The astounding church features a distinctive dome and two massive columns resembling Trajan’s Column in Rome. The reliefs on the columns depict events in the life of Borromeo and the interior of the church is decorated with paintings in honor of the Catholic Saint.
Official website: Karlskirche
9. Salzburg Cathedral
Salzburg Cathedral is another opulent Baroque cathedral in Austria. It’s located right in the historic heart of the city and was dedicated to Saint Rupert (660-710) a local 8th-century bishop, and Saint Vergilius (700-784), an 8th-century Irish astrologer who emigrated to Salzburg.
Rupert of Salzburg was the man who founded the first church on this location in the early 8th century and Saint Vergilius completed the first cathedral building in 774, the year the “Salzburg Dom” was mentioned for the first time. This was probably on the remains of the ancient Roman town that was located here.

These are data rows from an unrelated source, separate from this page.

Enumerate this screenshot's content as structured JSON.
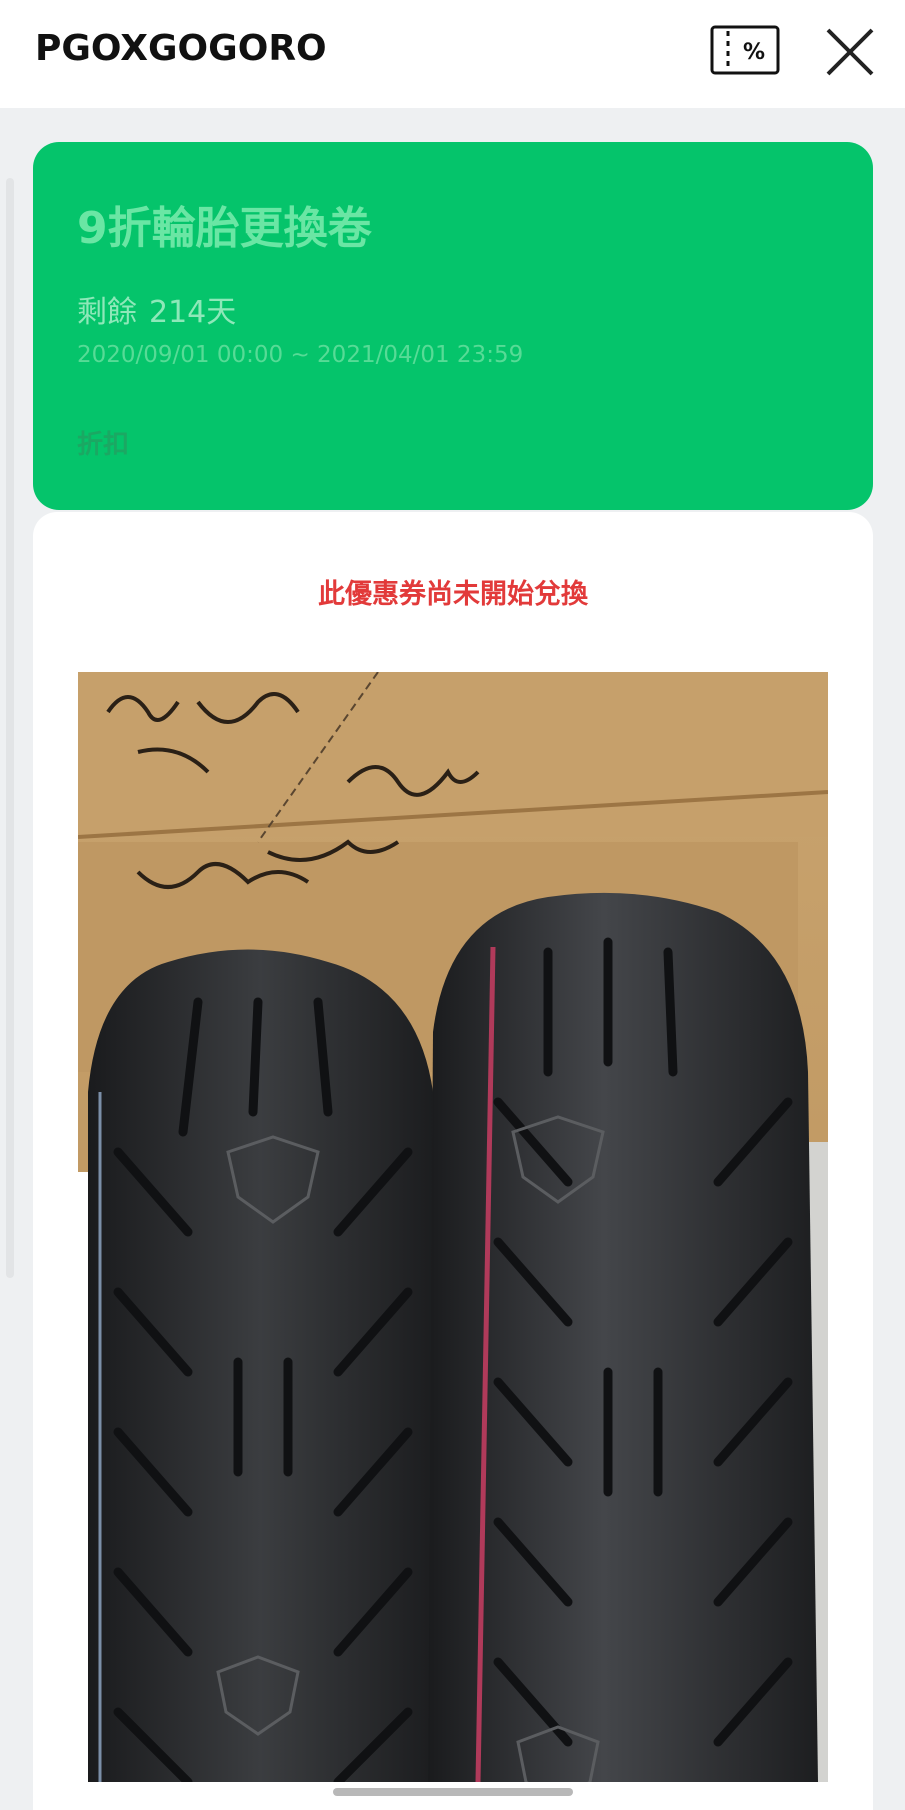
{
  "header": {
    "title": "PGOXGOGORO",
    "coupon_icon": "coupon-percent-icon",
    "close_icon": "close-icon"
  },
  "coupon": {
    "title": "9折輪胎更換卷",
    "remaining_label": "剩餘",
    "remaining_value": "214天",
    "validity": "2020/09/01 00:00 ~ 2021/04/01 23:59",
    "type": "折扣",
    "color": "#05c46b"
  },
  "panel": {
    "status_message": "此優惠券尚未開始兌換",
    "status_color": "#e23a3a",
    "image_description_icon": "tires-photo"
  }
}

This original structure was destroyed by a fire and rebuilt in the Romanesque style in 1181. The Romanesque building was destroyed by a fire in 1598 and rebuilt in the Baroque style between 1614 and 1628.
An important event in the history of Salzburg happened here on January 28, 1756, because that was the day that Wolfgang Amadeus Mozart (1756-1793) was baptized in this building, the day after he was born.
Official website: Salzburg Cathedral
10. Goldenes Dachl
Goldenes Dachl is one of the most famous buildings in Austria because of its golden roof. That’s also why the building is called as such because “Goldenes Dachl” translates to “Golden Roof.”
This remarkable structure is located in the Old Town of the Austrian city of Innsbruck, the capital of Tyrol, and was completed in the year 1500. It has been one of the most exciting attractions in the city ever since.
The roof consists of 2,657 fire-gilded copper tiles. This decorative technique applies a thin layer of gold to the copper panels that the roof is made of. It was commissioned by Emperor Maximilian I (1459-1519) in honor of his wedding with Bianca Maria Sforza (1472-1510), his third wife.
Official website: Golden Roof